Return every line of the entries that includes the word "false".

| Items from a dataset |
# # #
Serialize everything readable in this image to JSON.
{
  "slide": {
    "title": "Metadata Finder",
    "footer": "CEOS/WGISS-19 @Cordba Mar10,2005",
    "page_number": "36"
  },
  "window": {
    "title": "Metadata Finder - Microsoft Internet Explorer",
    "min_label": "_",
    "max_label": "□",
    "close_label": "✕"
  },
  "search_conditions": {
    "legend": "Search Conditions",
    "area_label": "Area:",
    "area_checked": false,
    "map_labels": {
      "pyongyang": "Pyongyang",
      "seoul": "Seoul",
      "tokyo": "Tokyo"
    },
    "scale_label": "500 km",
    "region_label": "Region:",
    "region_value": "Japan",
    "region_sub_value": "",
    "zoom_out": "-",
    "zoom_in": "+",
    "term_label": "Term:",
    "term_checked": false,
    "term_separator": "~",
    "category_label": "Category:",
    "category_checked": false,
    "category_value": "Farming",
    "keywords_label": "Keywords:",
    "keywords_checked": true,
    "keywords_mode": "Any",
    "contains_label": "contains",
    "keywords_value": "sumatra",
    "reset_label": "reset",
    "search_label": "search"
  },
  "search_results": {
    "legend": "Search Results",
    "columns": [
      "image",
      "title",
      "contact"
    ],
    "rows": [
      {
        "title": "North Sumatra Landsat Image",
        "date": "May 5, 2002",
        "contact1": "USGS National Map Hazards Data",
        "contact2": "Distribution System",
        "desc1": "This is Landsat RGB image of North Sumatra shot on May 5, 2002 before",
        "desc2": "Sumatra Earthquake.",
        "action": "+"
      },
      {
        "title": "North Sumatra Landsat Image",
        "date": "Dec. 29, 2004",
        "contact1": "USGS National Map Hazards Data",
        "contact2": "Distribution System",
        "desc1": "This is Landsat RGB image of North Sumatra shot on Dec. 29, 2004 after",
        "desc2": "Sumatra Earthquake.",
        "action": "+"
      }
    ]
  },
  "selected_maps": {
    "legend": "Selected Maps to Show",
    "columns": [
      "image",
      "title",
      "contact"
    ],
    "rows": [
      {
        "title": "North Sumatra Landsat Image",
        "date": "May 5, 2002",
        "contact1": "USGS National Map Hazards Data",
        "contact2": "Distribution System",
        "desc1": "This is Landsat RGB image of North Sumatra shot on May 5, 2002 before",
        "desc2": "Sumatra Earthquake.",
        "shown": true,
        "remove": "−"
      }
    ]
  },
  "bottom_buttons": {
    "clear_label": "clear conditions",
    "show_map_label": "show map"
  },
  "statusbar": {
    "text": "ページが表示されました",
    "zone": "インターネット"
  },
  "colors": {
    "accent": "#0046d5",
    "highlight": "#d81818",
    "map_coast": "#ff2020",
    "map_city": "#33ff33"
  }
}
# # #
| Solution to the exercise |
    "area_checked": false,
    "term_checked": false,
    "category_checked": false,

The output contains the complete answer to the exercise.